(Page and application data records)

BEGIN

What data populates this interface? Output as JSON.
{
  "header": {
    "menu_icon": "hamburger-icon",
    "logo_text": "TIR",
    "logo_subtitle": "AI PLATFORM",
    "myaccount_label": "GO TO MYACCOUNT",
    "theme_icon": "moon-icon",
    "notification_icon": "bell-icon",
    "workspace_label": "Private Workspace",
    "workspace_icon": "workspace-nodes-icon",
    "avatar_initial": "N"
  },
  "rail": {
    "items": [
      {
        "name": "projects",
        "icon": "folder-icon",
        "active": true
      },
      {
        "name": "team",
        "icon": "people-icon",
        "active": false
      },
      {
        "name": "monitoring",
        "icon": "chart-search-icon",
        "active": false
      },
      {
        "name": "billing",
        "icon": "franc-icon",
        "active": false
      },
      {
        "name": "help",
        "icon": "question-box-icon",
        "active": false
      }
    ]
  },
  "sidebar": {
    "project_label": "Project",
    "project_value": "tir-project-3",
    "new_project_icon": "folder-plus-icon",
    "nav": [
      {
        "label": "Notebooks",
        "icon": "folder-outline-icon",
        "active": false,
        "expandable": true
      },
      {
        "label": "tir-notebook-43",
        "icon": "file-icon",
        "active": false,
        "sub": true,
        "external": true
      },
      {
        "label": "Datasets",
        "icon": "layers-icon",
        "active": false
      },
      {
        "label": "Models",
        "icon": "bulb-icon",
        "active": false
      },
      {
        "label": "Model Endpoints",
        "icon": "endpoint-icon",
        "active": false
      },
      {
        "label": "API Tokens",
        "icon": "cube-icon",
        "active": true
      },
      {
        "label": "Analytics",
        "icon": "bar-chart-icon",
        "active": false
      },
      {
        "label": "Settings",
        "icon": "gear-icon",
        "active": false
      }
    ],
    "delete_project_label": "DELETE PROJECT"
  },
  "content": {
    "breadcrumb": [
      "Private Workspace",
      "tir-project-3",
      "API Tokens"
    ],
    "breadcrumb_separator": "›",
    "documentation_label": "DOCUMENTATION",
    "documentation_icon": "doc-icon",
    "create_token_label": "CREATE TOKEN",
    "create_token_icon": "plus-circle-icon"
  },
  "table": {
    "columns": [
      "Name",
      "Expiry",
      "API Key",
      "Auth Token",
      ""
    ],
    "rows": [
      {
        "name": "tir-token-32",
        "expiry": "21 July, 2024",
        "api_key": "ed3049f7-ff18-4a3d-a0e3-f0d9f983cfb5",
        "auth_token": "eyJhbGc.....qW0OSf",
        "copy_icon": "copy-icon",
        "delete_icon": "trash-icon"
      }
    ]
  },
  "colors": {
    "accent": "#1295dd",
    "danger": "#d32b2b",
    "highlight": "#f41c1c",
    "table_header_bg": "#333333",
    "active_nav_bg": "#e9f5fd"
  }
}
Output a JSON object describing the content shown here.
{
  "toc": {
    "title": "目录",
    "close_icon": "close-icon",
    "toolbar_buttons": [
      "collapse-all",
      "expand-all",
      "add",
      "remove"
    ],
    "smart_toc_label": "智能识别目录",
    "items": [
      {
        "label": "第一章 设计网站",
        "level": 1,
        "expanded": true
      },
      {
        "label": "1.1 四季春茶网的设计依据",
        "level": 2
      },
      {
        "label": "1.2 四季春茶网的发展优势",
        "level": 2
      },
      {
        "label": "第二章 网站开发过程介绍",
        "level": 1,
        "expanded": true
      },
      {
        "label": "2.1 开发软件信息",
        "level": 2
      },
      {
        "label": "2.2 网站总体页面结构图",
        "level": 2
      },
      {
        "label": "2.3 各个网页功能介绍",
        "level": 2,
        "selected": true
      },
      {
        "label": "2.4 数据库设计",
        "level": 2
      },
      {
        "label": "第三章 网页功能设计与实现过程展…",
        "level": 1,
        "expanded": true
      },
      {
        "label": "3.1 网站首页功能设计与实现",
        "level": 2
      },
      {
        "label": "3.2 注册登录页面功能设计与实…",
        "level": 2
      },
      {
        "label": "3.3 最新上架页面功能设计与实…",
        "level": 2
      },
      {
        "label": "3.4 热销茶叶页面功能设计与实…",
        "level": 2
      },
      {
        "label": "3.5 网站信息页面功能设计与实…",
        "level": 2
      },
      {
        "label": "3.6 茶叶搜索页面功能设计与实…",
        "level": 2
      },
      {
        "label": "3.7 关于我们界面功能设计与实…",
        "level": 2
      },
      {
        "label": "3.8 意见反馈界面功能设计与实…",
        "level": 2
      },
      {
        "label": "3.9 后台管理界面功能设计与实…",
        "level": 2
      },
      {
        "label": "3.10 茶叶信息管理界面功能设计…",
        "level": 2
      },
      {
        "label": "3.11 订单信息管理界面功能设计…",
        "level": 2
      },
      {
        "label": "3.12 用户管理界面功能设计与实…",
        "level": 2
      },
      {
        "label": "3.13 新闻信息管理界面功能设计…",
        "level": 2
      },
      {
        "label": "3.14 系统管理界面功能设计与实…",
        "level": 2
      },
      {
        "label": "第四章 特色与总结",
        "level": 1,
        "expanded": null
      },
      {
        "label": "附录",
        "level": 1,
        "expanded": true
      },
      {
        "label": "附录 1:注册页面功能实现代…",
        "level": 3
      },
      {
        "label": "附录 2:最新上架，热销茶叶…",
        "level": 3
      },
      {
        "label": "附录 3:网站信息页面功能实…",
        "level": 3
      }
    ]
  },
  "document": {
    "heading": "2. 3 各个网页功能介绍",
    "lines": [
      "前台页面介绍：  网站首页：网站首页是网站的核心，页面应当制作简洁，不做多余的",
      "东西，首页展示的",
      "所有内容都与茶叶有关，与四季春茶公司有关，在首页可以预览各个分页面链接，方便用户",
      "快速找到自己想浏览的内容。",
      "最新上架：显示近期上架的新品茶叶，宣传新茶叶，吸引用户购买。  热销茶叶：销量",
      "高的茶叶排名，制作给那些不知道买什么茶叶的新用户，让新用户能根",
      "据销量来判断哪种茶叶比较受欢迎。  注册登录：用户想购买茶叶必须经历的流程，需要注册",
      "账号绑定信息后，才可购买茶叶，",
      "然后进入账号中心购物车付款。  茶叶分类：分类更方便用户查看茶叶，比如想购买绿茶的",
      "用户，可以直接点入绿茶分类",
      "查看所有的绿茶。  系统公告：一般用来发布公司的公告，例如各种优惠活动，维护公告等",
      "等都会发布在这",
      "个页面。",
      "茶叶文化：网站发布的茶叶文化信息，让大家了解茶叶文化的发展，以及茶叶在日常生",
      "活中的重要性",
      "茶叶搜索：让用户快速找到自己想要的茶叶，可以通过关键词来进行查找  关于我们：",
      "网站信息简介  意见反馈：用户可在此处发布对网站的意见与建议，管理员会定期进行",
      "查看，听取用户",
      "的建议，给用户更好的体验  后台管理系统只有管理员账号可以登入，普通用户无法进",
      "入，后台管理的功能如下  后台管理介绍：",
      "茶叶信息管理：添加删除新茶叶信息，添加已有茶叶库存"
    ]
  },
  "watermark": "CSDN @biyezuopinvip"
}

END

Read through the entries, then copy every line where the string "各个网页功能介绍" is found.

▶ **Reply to the exercise**:
        "label": "2.3 各个网页功能介绍",
    "heading": "2. 3 各个网页功能介绍",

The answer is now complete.